Within Europe, the European Network of Forensic Science is attempting to standardise DNA profiling by identifying common STR markers. Currently only 7 are common to all European institutes and this is not enough for accurate identification.

Ethnicity and geographic origin

SGM PlusŪ provides only weak information on ethnic and geographic origin. Research is ongoing to identify single nucleotide polymorphisms (known as SNPs - a variation in a single DNA base-pair) that indicate major population differences. Such information would provide the sort of ethnic and geographic information that might be useful in identifying suspects.

Obviously this could be a powerful tool, but such information would need to be used with caution. For example, witnesses judgements of ethnicity based on appearance may not always accurately reflect the DNA profile. Such tests could lead police to incorrectly discount certain suspects or follow other blind alleys.

Personal and medical privacy

DNA profiling also has the potential to reveal sensitive personal information, such as previously unknown family relationships. SGM PlusŪ profiles currently provide no information of a medical nature, although it has been suggested that one marker may be associated with type I diabetes.

In its response to the Nuffield Council study, the RSC recommended that information contained within the National DNA Database should be limited to that required for identification purposes only and should not seek to provide any other type of information. With this in mind, we see a need for further legislation to ensure the confidentiality of genetic information acquired by the state.

Bioinformation as evidence

Interpreting bioinformation is one issue, but what is the value of this information in the criminal justice system if police, legal professionals, witnesses and juries don't understand it?

We need to improve the way that statistical evidence is presented to juries. If statistical evaluations are too complex for a jury to comprehend, alternatives must be found. The Crown Prosecution Service (CPS) has continued to shy away from dealing with this issue.
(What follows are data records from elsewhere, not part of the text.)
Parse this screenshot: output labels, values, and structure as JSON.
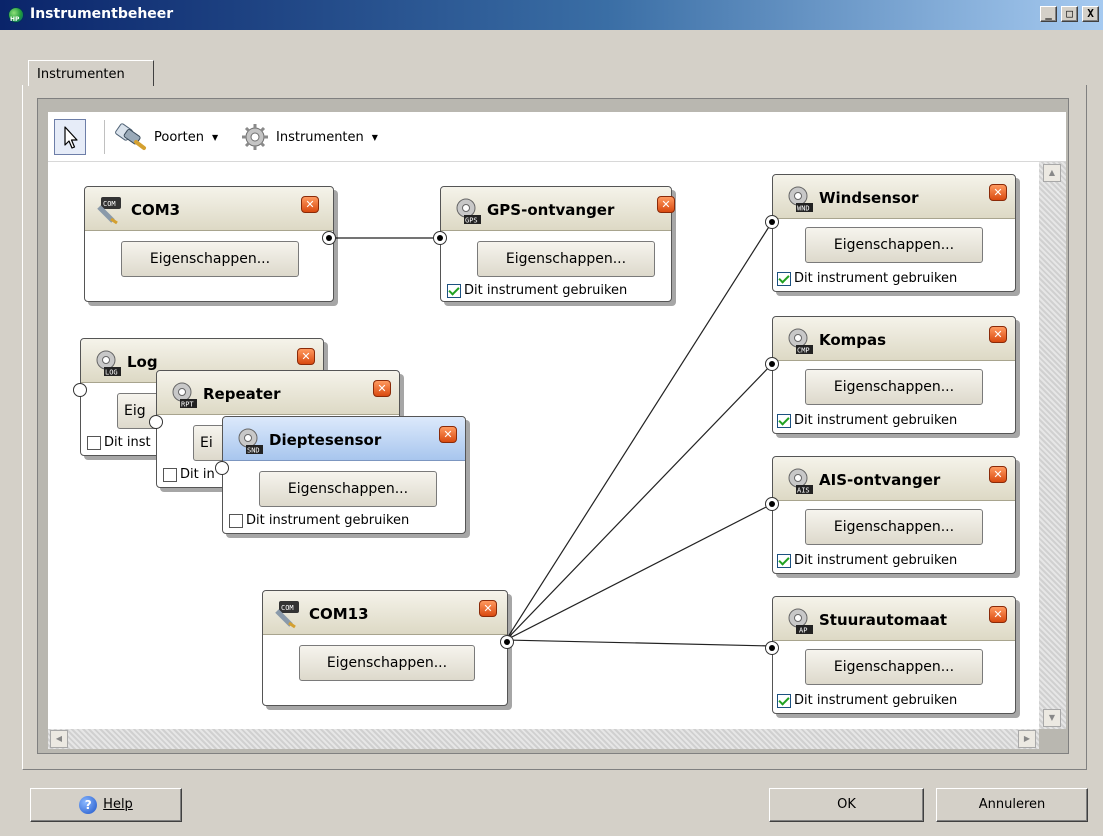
{
  "window": {
    "title": "Instrumentbeheer",
    "controls": {
      "minimize": "_",
      "maximize": "□",
      "close": "X"
    }
  },
  "tabs": [
    {
      "label": "Instrumenten",
      "active": true
    }
  ],
  "toolbar": {
    "pointer_icon": "arrow-pointer-icon",
    "ports_label": "Poorten",
    "instruments_label": "Instrumenten"
  },
  "nodes": {
    "com3": {
      "title": "COM3",
      "button": "Eigenschappen..."
    },
    "gps": {
      "title": "GPS-ontvanger",
      "button": "Eigenschappen...",
      "checkbox_label": "Dit instrument gebruiken",
      "checked": true,
      "badge": "GPS"
    },
    "log": {
      "title": "Log",
      "button": "Eig",
      "checkbox_label": "Dit inst",
      "checked": false,
      "badge": "LOG"
    },
    "repeater": {
      "title": "Repeater",
      "button": "Ei",
      "checkbox_label": "Dit in",
      "checked": false,
      "badge": "RPT"
    },
    "depth": {
      "title": "Dieptesensor",
      "button": "Eigenschappen...",
      "checkbox_label": "Dit instrument gebruiken",
      "checked": false,
      "badge": "SND"
    },
    "com13": {
      "title": "COM13",
      "button": "Eigenschappen..."
    },
    "wind": {
      "title": "Windsensor",
      "button": "Eigenschappen...",
      "checkbox_label": "Dit instrument gebruiken",
      "checked": true,
      "badge": "WND"
    },
    "compass": {
      "title": "Kompas",
      "button": "Eigenschappen...",
      "checkbox_label": "Dit instrument gebruiken",
      "checked": true,
      "badge": "CMP"
    },
    "ais": {
      "title": "AIS-ontvanger",
      "button": "Eigenschappen...",
      "checkbox_label": "Dit instrument gebruiken",
      "checked": true,
      "badge": "AIS"
    },
    "autopilot": {
      "title": "Stuurautomaat",
      "button": "Eigenschappen...",
      "checkbox_label": "Dit instrument gebruiken",
      "checked": true,
      "badge": "AP"
    }
  },
  "port_badge": "COM",
  "close_glyph": "✕",
  "footer": {
    "help_label": "Help",
    "ok_label": "OK",
    "cancel_label": "Annuleren"
  },
  "colors": {
    "titlebar_start": "#0a246a",
    "selected_header": "#a8c6ee",
    "close_button": "#e0601c",
    "check_green": "#21a121"
  }
}
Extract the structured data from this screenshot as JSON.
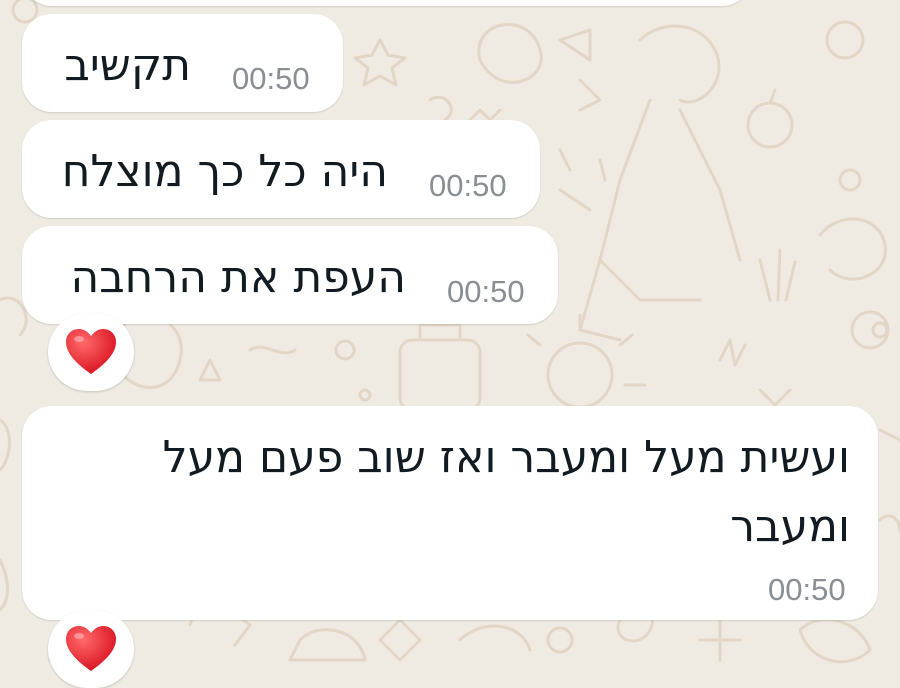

Given the potential for cross-contamination of evidence, a DNA match can never be taken as sufficient to prove guilt in the absence of other evidence. Corroboration of evidence is already a requirement in Scottish law.

The House of Commons Science & Technology Select Committee's 2005 report on forensic science recommended that a Scientific Review Committee should be established within the governments Criminal Cases Review Commission. This would provide ongoing scientific scrutiny of expert evidence.

Greater debate

DNA profiling is becoming a central part of police investigations. With the growth of the National DNA Database, profiling will increasingly be used to identify suspects rather than simply linking known suspects to a crime.

Developments in the chemical and analytical sciences are likely to make DNA profiling even more important to police investigations. Advances in analytical techniques applied to forensic methods will
include mobile laboratories for DNA analysis at the crime scene and the automation of laboratory analytical processes to enable higher throughput of samples.

To date, there has been minimal parliamentary and public debate about the National DNA Database and its use. The database is constantly growing, but how supportive is the public in this endeavour and what rights should people have to keep such information private? The RSC would like to see a full public debate.


Nuffield Council on Bioethics

Nuffield Council on Bioethics: The forensic use of bioinformation

30 January 2007

The Royal Society of Chemistry and the Bioscience Federation responds to Nuffield Council on Bioethics.

Contact and Further Information

Dr Ellen Friel
Programme Manager, Life Sciences
Royal Society of Chemistry, Thomas Graham House, Science Park, Milton Road, Cambridge CB4 0WF
Tel: +44 (0) 1223 432440